### TASK DIRECTIONS
Repeat every record exactly as written, but leave out the pictures.

### PROVIDED ENTRIES
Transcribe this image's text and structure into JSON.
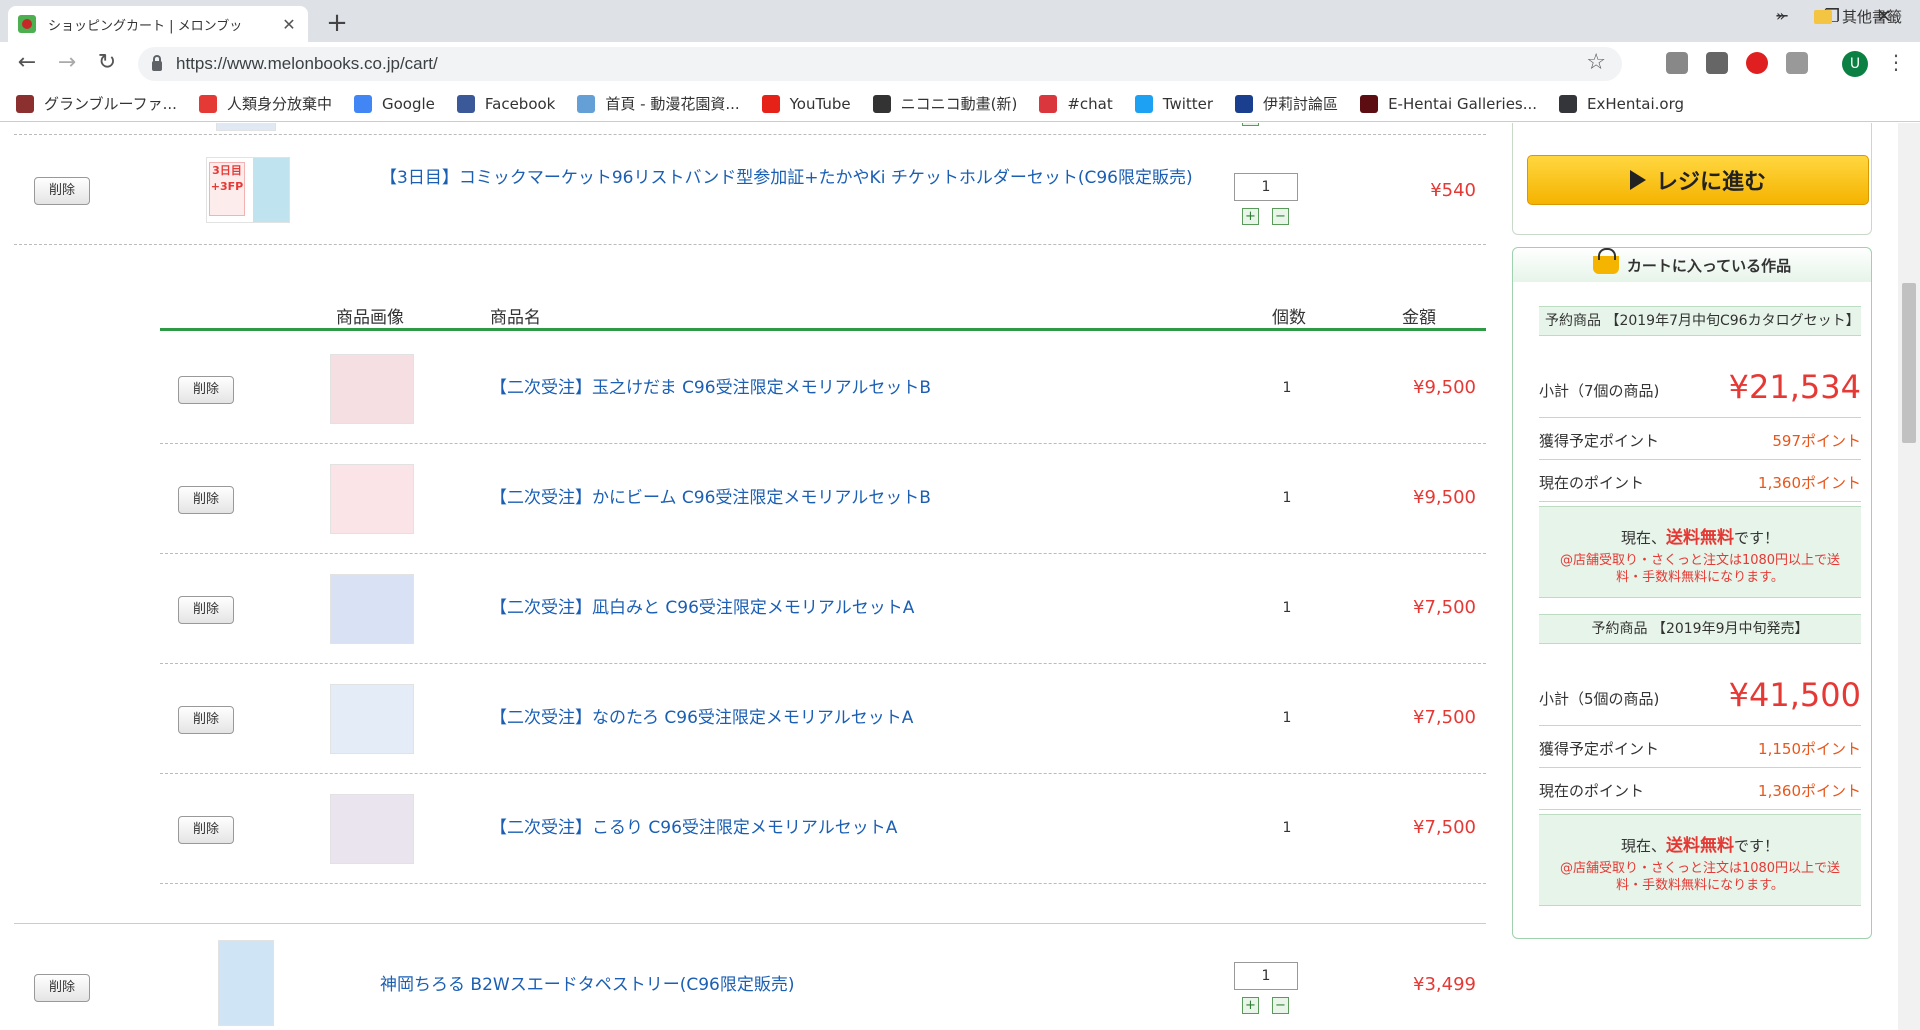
{
  "browser": {
    "tab_title": "ショッピングカート | メロンブッ",
    "tab_close": "✕",
    "new_tab": "+",
    "url": "https://www.melonbooks.co.jp/cart/",
    "avatar_letter": "U",
    "window_buttons": [
      "─",
      "❐",
      "✕"
    ],
    "nav": {
      "back": "←",
      "forward": "→",
      "reload": "↻"
    },
    "bookmarks": [
      {
        "label": "グランブルーファ...",
        "icon": "granblue-icon",
        "color": "#8b2f2f"
      },
      {
        "label": "人類身分放棄中",
        "icon": "blog-icon",
        "color": "#e53935"
      },
      {
        "label": "Google",
        "icon": "google-icon",
        "color": "#4285f4"
      },
      {
        "label": "Facebook",
        "icon": "facebook-icon",
        "color": "#3b5998"
      },
      {
        "label": "首頁 - 動漫花園資...",
        "icon": "dmhy-icon",
        "color": "#64a0d6"
      },
      {
        "label": "YouTube",
        "icon": "youtube-icon",
        "color": "#e62117"
      },
      {
        "label": "ニコニコ動畫(新)",
        "icon": "niconico-icon",
        "color": "#333333"
      },
      {
        "label": "#chat",
        "icon": "chat-icon",
        "color": "#d9363e"
      },
      {
        "label": "Twitter",
        "icon": "twitter-icon",
        "color": "#1da1f2"
      },
      {
        "label": "伊莉討論區",
        "icon": "eyny-icon",
        "color": "#1a3f8f"
      },
      {
        "label": "E-Hentai Galleries...",
        "icon": "ehentai-icon",
        "color": "#5c0d12"
      },
      {
        "label": "ExHentai.org",
        "icon": "exhentai-icon",
        "color": "#34353b"
      }
    ],
    "bookmarks_more": "»",
    "other_bookmarks": "其他書籤"
  },
  "cart": {
    "delete_label": "削除",
    "top_item": {
      "name": "【3日目】コミックマーケット96リストバンド型参加証+たかやKi チケットホルダーセット(C96限定販売)",
      "qty": "1",
      "price": "¥540"
    },
    "set_header": {
      "image": "商品画像",
      "name": "商品名",
      "qty": "個数",
      "price": "金額"
    },
    "set_items": [
      {
        "name": "【二次受注】玉之けだま C96受注限定メモリアルセットB",
        "qty": "1",
        "price": "¥9,500"
      },
      {
        "name": "【二次受注】かにビーム C96受注限定メモリアルセットB",
        "qty": "1",
        "price": "¥9,500"
      },
      {
        "name": "【二次受注】凪白みと C96受注限定メモリアルセットA",
        "qty": "1",
        "price": "¥7,500"
      },
      {
        "name": "【二次受注】なのたろ C96受注限定メモリアルセットA",
        "qty": "1",
        "price": "¥7,500"
      },
      {
        "name": "【二次受注】こるり C96受注限定メモリアルセットA",
        "qty": "1",
        "price": "¥7,500"
      }
    ],
    "bottom_item": {
      "name": "神岡ちろる B2Wスエードタペストリー(C96限定販売)",
      "qty": "1",
      "price": "¥3,499"
    },
    "stepper_plus": "+",
    "stepper_minus": "−"
  },
  "sidebar": {
    "checkout_label": "レジに進む",
    "summary_title": "カートに入っている作品",
    "groups": [
      {
        "title": "予約商品 【2019年7月中旬C96カタログセット】",
        "subtotal_label": "小計（7個の商品)",
        "subtotal": "¥21,534",
        "points_label": "獲得予定ポイント",
        "points": "597ポイント",
        "current_label": "現在のポイント",
        "current": "1,360ポイント",
        "notice_pre": "現在、",
        "notice_em": "送料無料",
        "notice_post": "です！",
        "notice_sub": "@店舗受取り・さくっと注文は1080円以上で送料・手数料無料になります。"
      },
      {
        "title": "予約商品 【2019年9月中旬発売】",
        "subtotal_label": "小計（5個の商品)",
        "subtotal": "¥41,500",
        "points_label": "獲得予定ポイント",
        "points": "1,150ポイント",
        "current_label": "現在のポイント",
        "current": "1,360ポイント",
        "notice_pre": "現在、",
        "notice_em": "送料無料",
        "notice_post": "です！",
        "notice_sub": "@店舗受取り・さくっと注文は1080円以上で送料・手数料無料になります。"
      }
    ]
  }
}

### TASK RESPONSE
Transcribe this image's text and structure into JSON.
{
  "browser": {
    "tab_title": "ショッピングカート | メロンブッ",
    "tab_close": "✕",
    "new_tab": "+",
    "url": "https://www.melonbooks.co.jp/cart/",
    "avatar_letter": "U",
    "window_buttons": [
      "─",
      "❐",
      "✕"
    ],
    "nav": {
      "back": "←",
      "forward": "→",
      "reload": "↻"
    },
    "bookmarks": [
      {
        "label": "グランブルーファ...",
        "icon": "granblue-icon",
        "color": "#8b2f2f"
      },
      {
        "label": "人類身分放棄中",
        "icon": "blog-icon",
        "color": "#e53935"
      },
      {
        "label": "Google",
        "icon": "google-icon",
        "color": "#4285f4"
      },
      {
        "label": "Facebook",
        "icon": "facebook-icon",
        "color": "#3b5998"
      },
      {
        "label": "首頁 - 動漫花園資...",
        "icon": "dmhy-icon",
        "color": "#64a0d6"
      },
      {
        "label": "YouTube",
        "icon": "youtube-icon",
        "color": "#e62117"
      },
      {
        "label": "ニコニコ動畫(新)",
        "icon": "niconico-icon",
        "color": "#333333"
      },
      {
        "label": "#chat",
        "icon": "chat-icon",
        "color": "#d9363e"
      },
      {
        "label": "Twitter",
        "icon": "twitter-icon",
        "color": "#1da1f2"
      },
      {
        "label": "伊莉討論區",
        "icon": "eyny-icon",
        "color": "#1a3f8f"
      },
      {
        "label": "E-Hentai Galleries...",
        "icon": "ehentai-icon",
        "color": "#5c0d12"
      },
      {
        "label": "ExHentai.org",
        "icon": "exhentai-icon",
        "color": "#34353b"
      }
    ],
    "bookmarks_more": "»",
    "other_bookmarks": "其他書籤"
  },
  "cart": {
    "delete_label": "削除",
    "top_item": {
      "name": "【3日目】コミックマーケット96リストバンド型参加証+たかやKi チケットホルダーセット(C96限定販売)",
      "qty": "1",
      "price": "¥540"
    },
    "set_header": {
      "image": "商品画像",
      "name": "商品名",
      "qty": "個数",
      "price": "金額"
    },
    "set_items": [
      {
        "name": "【二次受注】玉之けだま C96受注限定メモリアルセットB",
        "qty": "1",
        "price": "¥9,500"
      },
      {
        "name": "【二次受注】かにビーム C96受注限定メモリアルセットB",
        "qty": "1",
        "price": "¥9,500"
      },
      {
        "name": "【二次受注】凪白みと C96受注限定メモリアルセットA",
        "qty": "1",
        "price": "¥7,500"
      },
      {
        "name": "【二次受注】なのたろ C96受注限定メモリアルセットA",
        "qty": "1",
        "price": "¥7,500"
      },
      {
        "name": "【二次受注】こるり C96受注限定メモリアルセットA",
        "qty": "1",
        "price": "¥7,500"
      }
    ],
    "bottom_item": {
      "name": "神岡ちろる B2Wスエードタペストリー(C96限定販売)",
      "qty": "1",
      "price": "¥3,499"
    },
    "stepper_plus": "+",
    "stepper_minus": "−"
  },
  "sidebar": {
    "checkout_label": "レジに進む",
    "summary_title": "カートに入っている作品",
    "groups": [
      {
        "title": "予約商品 【2019年7月中旬C96カタログセット】",
        "subtotal_label": "小計（7個の商品)",
        "subtotal": "¥21,534",
        "points_label": "獲得予定ポイント",
        "points": "597ポイント",
        "current_label": "現在のポイント",
        "current": "1,360ポイント",
        "notice_pre": "現在、",
        "notice_em": "送料無料",
        "notice_post": "です！",
        "notice_sub": "@店舗受取り・さくっと注文は1080円以上で送料・手数料無料になります。"
      },
      {
        "title": "予約商品 【2019年9月中旬発売】",
        "subtotal_label": "小計（5個の商品)",
        "subtotal": "¥41,500",
        "points_label": "獲得予定ポイント",
        "points": "1,150ポイント",
        "current_label": "現在のポイント",
        "current": "1,360ポイント",
        "notice_pre": "現在、",
        "notice_em": "送料無料",
        "notice_post": "です！",
        "notice_sub": "@店舗受取り・さくっと注文は1080円以上で送料・手数料無料になります。"
      }
    ]
  }
}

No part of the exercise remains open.